In this paper we present an experimental study of the properties of web graphs. We study a large crawl from 2001 of 200M pages and about 1.4 billion edges made available by the WebBase project at Stanford , and synthetic graphs obtained by the large scale simulation of stochastic graph models for the Webgraph. This work has required the development and the use of external and semi-external algorithms for computing properties of massive graphs, and for the large scale simulation of stochastic graph models. We report our experimental findings on the topological properties of such graphs, describe the algorithmic tools developed within this project and report the experiments on their time performance.
L. Buriol, C. Castillo, D. Donato, S. Leonardi, and S. Millozzi
Temporal Analysis of the Wikigraph
Proc. 2006 IEEE/WIC/ACM International Conference on Web Intelligence (WI 2006), 2006
L. Becchetti, C. Castillo, D. Donato, S. Leonardi, and R. Baeza-Yates
Using Rank Propagation and Probabilistic Counting for Link-Based Spam Detection
Proc. 2006 Workshop on Web Mining and Web Usage Analysis (WebKDD 2006), 2006
This paper describes a technique for automating the detection of Web link spam, that is, groups of pages that are linked together with the sole purpose of obtaining an undeservedly high score in search engines. The problem of Web spam is widespread and difficult to solve, mostly due to the large size of web collections that makes many algorithms unfeasible in practice.
L. Becchetti, C. Castillo, D. Donato, and A. Fazzone
A Comparison of Sampling Techniques for Web Graph Characterization
Proc. 2006 ACM Workshop on Link Analysis: Dynamics and Static of Large Networks (LinKDD 2006), 2006
We present a detailed statistical analysis of the characteristics of partial Web graphs obtained by sub-sampling a large collection of Web pages.

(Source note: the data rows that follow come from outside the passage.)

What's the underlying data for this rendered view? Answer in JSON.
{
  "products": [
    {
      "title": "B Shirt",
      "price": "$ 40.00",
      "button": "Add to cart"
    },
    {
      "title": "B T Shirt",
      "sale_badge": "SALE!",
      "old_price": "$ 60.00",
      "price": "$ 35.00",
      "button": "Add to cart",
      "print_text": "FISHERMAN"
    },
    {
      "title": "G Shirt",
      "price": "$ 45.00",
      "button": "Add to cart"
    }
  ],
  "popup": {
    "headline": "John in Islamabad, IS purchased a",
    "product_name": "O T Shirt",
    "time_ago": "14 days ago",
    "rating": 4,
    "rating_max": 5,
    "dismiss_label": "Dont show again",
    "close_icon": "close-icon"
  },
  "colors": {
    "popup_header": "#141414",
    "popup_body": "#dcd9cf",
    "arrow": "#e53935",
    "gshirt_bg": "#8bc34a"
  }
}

We show that in general the macroscopic properties of the Web are better represented by a shallow exploration of a large number of sites than by a deep exploration of a limited set of sites. We also describe and quantify the bias induced by the different sampling strategies, and show that it can be significant even if the sample covers a large fraction of the collection.